§ WHAT THIS TASK INVOLVES
Look through the entries below. Report each line that has the word "data" in it.

Segment Start: STUDY MATERIAL

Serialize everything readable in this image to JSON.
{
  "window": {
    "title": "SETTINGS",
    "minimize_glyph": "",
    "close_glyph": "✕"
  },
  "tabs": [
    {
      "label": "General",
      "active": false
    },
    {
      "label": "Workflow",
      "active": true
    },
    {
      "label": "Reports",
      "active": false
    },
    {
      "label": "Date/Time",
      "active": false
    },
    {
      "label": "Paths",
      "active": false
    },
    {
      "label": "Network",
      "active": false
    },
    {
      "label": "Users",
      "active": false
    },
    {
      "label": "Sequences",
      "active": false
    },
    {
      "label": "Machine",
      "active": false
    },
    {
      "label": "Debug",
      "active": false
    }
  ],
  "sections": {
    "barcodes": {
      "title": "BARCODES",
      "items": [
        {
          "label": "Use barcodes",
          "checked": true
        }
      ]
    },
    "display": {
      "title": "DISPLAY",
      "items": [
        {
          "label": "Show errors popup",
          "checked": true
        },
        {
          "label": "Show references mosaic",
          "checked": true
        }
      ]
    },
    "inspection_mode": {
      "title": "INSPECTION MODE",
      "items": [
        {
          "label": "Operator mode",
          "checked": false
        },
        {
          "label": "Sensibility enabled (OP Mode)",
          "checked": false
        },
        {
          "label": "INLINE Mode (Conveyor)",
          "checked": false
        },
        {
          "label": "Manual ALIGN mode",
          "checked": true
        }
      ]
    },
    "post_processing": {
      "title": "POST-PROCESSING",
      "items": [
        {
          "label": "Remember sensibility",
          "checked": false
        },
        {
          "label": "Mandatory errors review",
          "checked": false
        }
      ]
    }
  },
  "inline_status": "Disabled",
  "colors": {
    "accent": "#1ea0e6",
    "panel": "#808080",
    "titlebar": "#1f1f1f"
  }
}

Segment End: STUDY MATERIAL
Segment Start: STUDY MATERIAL

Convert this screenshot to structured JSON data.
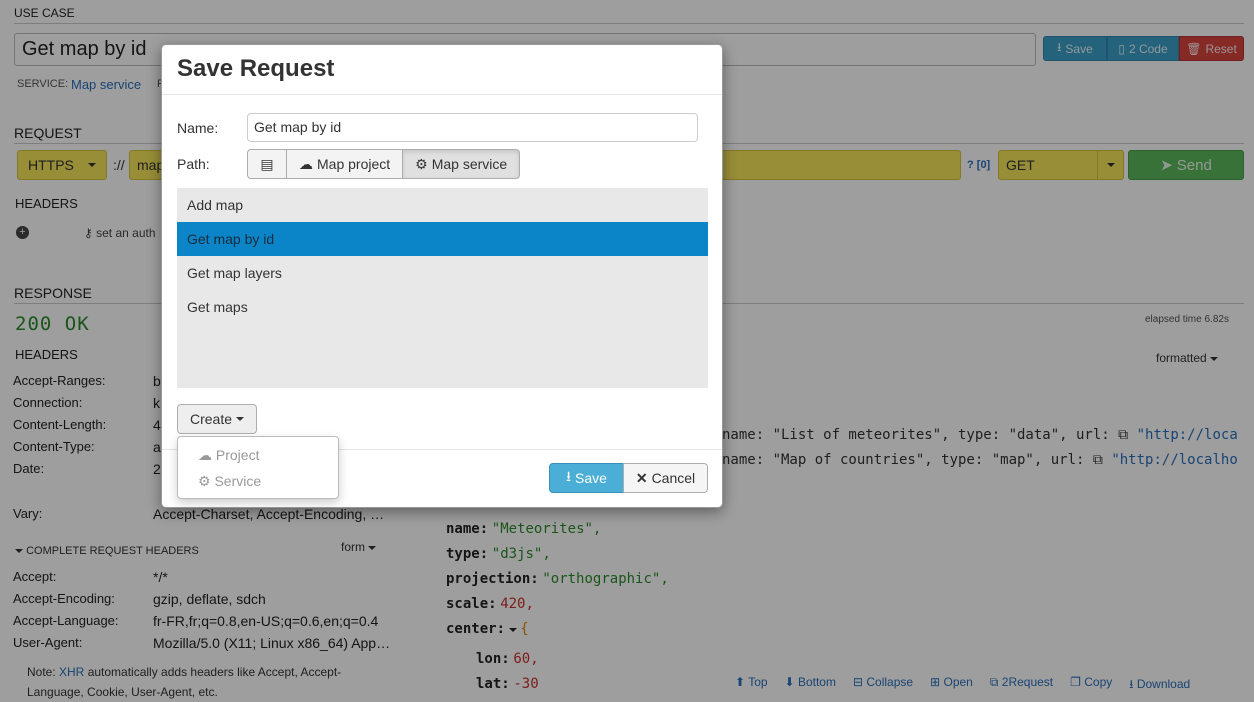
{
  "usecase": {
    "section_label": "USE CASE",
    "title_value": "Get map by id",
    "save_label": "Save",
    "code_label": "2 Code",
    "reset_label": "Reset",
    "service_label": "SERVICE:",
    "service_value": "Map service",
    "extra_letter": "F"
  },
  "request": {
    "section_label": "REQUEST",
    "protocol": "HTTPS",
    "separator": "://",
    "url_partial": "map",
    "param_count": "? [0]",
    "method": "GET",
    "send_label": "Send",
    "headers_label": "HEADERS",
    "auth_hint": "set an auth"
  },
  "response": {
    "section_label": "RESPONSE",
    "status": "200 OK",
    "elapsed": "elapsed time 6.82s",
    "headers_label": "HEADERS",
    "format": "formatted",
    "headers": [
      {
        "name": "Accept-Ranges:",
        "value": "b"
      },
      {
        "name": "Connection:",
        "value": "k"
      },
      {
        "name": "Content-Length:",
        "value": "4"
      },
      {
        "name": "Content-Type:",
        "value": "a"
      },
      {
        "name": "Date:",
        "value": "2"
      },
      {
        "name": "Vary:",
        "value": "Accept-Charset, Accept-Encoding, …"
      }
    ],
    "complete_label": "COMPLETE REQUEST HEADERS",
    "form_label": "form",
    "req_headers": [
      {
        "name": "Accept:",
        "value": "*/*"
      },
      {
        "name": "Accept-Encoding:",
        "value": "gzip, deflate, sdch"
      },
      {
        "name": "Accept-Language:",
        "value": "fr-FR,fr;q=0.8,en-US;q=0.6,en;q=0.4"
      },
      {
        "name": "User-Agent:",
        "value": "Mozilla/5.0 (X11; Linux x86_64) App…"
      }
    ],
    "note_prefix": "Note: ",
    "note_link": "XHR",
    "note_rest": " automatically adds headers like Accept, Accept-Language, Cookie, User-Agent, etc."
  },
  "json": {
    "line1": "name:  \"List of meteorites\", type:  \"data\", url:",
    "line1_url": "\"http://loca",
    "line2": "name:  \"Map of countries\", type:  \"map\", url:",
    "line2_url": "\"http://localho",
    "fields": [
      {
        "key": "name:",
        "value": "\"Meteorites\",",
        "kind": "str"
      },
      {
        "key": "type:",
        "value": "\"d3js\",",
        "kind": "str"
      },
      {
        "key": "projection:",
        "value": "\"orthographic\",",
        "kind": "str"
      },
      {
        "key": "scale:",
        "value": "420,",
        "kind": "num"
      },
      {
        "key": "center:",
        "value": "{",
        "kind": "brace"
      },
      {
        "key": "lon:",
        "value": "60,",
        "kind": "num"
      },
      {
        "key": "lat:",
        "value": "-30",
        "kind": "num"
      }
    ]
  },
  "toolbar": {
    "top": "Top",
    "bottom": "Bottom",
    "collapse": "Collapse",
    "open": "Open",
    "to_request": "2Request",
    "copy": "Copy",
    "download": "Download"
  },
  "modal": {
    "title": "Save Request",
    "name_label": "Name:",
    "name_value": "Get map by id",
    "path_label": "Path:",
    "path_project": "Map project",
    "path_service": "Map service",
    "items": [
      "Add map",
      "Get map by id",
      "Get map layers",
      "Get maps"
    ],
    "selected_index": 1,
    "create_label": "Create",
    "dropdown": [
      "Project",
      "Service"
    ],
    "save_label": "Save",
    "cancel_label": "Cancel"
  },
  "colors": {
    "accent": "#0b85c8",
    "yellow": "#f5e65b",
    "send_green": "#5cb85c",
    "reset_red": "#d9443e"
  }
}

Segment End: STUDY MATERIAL

§ ANSWER TO THE EXERCISE
Convert this screenshot to structured JSON data.
    "line1": "name:  \"List of meteorites\", type:  \"data\", url:",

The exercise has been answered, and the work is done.